Fri, Mar 29, 2019
BySharise Cruz

Most, if not all, business transactions executed today touch the information technology (IT) environment at some point in their lifecycle. As organizations plan for the next calendar year, it’s logical to regard the IT risk assessment as a critical component that should be reviewed through the internal audit function.

Many organizations use this model to evaluate how IT and their business strategy align. A sensible approach to the IT risk assessment process involves asking fundamental questions such as, “How does the organization define its IT audit universe?” “How does it define general computer controls?” and “Who should be involved in the risk assessment process?”

In addition, it’s important to understand how your organization assesses IT risk: Is it part of internal audit’s risk assessment or audit planning process? Do you have adequate knowledge of the risk areas within IT? Do you stick to what you know?

While many organizations define their IT audit universe based on the general controls in place within their IT environment, how do they define IT general computer controls? A typical, comprehensive IT audit universe will incorporate an understanding of business and IT risk factors as they impact applied technology (applications, databases, operating systems, etc.), IT processes, and current and future IT projects.

Another relevant question to consider is how often IT risk should be assessed or reviewed. There really isn’t a single good answer. It’s recommended that IT risk be formally assessed at least once annually; however, due to the constantly changing risk environment, IT risk should be considered as regularly as possible without impacting the IT department’s ability to perform its day-to-day activities. High-performing IT organizations also will have their own risk management processes built into their processes and project management activities to provide ongoing risk assessment at a granular level.

In creating an audit plan, Protiviti approaches the IT risk assessment from a strategic, operational, financial and compliance point-of-view. On the one hand, it identifies the audit risk universe and ranks risk by audit units; on the other, it identifies business risks and then prioritizes them. The risk assessment data collection process takes a four-pronged approach involving:

  • Interviews: Use structured interview protocols and consistent format and agenda. One company management representative is interviewed by two audit team members. This approach is time-intensive, so allow at least one hour. Ask probing questions and listen; good note taking is critical.
  • Surveys: They support global assessments in distributed geographical locations and can be emailed, thus allowing participants to work at their own pace. Various tools can be used to facilitate this process.
  • Analysis of Existing Data: Besides interacting with others, analysis of company information and data can be an important source for identifying key objectives and potential events, as well as related issues and risks. Examples of information to analyze could include past internal audit reports and other prior risk assessments, the most recent financial information (both external and internal), updated budgets and strategic plans, and new policies and press releases, especially for new initiatives.
  • Facilitated Workshops (Online or Face-to-Face): They can help generate more relevant ideas and risks; aid in verifying and validating issues, facts and conclusions; increase the level of knowledge sharing across the organization; and allow use of voting technology. While they may sometimes create disagreements or conflicts or inhibit people, the lack of consensus can be insightful.

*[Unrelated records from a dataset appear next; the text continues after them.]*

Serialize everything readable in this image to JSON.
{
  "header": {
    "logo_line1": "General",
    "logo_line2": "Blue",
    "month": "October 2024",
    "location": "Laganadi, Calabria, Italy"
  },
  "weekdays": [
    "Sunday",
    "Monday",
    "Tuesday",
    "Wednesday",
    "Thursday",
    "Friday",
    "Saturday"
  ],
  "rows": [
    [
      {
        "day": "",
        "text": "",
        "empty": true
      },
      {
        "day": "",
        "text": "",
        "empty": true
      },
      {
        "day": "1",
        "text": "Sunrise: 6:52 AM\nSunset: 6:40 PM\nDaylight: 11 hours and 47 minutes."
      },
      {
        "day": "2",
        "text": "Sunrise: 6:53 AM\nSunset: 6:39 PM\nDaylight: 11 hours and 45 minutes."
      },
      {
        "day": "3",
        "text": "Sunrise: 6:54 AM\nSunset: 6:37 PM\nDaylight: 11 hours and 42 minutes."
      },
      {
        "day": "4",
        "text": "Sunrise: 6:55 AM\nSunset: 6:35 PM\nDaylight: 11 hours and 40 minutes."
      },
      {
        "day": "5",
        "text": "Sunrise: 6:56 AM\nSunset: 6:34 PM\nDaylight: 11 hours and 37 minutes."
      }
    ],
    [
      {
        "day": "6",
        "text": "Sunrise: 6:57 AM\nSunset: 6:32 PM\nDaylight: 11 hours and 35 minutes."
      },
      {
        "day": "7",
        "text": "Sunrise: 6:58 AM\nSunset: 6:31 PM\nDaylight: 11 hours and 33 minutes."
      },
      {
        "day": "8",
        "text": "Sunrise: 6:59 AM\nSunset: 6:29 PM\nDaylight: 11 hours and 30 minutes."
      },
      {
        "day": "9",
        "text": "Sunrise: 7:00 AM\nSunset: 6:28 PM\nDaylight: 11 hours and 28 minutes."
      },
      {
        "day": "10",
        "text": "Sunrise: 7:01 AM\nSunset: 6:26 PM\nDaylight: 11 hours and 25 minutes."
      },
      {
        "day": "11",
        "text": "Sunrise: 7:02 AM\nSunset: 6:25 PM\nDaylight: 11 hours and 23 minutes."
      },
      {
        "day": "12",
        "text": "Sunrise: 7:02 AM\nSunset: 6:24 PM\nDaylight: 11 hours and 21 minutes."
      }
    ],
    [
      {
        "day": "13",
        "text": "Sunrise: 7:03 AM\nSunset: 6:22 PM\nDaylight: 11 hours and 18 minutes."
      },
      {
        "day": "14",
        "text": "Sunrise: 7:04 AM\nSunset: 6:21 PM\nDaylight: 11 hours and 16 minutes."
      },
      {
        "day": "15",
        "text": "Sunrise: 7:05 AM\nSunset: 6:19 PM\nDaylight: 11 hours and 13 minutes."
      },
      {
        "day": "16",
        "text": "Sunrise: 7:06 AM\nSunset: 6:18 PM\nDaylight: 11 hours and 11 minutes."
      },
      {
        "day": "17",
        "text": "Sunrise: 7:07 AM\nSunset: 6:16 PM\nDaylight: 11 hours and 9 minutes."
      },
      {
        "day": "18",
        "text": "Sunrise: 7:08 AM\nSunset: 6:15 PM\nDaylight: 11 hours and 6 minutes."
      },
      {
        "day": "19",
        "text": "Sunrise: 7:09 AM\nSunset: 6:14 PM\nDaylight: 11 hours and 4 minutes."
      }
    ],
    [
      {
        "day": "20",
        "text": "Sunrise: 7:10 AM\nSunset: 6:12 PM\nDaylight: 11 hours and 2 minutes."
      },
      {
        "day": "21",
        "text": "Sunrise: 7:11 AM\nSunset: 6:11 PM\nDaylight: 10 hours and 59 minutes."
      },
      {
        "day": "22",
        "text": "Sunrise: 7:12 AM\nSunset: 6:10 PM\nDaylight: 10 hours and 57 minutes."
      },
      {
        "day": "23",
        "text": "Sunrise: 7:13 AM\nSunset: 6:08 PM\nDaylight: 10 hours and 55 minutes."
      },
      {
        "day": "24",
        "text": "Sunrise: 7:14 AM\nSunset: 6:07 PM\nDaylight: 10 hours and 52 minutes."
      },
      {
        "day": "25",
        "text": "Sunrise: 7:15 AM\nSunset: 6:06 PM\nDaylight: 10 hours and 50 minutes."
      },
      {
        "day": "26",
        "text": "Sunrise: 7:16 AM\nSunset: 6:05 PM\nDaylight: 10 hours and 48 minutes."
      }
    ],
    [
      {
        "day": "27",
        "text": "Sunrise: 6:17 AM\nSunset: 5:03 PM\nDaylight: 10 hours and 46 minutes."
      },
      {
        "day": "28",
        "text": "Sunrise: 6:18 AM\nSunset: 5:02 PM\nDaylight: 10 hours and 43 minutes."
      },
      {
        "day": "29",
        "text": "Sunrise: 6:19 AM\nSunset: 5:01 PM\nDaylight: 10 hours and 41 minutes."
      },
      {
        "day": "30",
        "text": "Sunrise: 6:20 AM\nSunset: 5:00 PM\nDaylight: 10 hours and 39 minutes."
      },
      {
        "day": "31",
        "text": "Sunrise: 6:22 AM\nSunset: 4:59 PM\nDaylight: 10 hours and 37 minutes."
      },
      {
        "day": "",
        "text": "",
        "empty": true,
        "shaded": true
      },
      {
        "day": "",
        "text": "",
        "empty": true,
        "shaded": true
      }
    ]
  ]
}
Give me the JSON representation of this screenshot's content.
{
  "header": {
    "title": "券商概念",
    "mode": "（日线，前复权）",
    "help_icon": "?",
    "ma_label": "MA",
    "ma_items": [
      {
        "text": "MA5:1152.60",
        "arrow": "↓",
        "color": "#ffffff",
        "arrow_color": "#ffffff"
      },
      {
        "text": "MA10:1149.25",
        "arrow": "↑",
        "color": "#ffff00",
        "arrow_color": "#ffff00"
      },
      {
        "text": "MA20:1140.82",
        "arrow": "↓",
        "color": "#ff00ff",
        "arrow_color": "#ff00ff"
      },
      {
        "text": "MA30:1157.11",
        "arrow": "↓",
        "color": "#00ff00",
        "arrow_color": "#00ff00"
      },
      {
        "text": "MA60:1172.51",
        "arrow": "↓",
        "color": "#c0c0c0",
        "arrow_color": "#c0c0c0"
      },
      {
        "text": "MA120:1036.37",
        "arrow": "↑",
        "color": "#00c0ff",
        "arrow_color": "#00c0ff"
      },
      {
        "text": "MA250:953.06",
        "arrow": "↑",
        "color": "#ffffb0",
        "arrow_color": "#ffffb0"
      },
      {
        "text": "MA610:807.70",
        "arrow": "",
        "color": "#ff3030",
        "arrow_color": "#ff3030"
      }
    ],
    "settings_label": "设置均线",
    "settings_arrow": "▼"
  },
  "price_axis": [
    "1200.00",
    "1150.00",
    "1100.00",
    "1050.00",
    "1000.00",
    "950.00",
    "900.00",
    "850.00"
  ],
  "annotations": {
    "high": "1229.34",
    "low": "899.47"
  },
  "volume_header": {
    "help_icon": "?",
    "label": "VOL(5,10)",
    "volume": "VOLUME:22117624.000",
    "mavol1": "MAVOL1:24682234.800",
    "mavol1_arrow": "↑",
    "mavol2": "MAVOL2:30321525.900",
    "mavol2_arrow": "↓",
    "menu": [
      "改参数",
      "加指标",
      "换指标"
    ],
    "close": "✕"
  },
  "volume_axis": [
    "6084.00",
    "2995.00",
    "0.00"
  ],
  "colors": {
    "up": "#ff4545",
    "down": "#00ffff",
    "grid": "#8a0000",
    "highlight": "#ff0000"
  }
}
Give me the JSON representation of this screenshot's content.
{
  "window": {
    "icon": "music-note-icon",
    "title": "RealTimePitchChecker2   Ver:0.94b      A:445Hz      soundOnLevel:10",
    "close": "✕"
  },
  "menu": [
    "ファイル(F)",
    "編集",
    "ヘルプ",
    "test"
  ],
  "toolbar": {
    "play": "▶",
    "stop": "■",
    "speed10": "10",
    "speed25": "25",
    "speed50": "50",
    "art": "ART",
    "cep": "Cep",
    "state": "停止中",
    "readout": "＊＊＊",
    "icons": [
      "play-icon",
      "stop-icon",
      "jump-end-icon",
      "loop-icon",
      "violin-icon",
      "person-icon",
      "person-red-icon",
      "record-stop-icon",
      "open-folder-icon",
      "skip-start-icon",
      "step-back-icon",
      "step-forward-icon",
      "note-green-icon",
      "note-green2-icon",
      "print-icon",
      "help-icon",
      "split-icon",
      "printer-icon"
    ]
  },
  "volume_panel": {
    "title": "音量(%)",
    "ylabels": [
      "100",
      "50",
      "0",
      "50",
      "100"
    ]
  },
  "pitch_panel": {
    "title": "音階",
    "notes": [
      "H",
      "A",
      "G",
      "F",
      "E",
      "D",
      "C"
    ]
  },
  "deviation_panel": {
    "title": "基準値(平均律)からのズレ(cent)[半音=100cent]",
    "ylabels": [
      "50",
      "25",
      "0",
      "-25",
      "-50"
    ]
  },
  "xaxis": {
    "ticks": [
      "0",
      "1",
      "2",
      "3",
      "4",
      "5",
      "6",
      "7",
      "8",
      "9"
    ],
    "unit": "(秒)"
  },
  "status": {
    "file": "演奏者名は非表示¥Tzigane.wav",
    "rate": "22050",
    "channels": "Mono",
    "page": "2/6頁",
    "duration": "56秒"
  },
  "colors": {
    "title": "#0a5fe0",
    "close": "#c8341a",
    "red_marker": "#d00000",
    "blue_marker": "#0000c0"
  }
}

For more information on IT risk, you can find the following tools on KnowledgeLeader and many others under the IT risk topic page: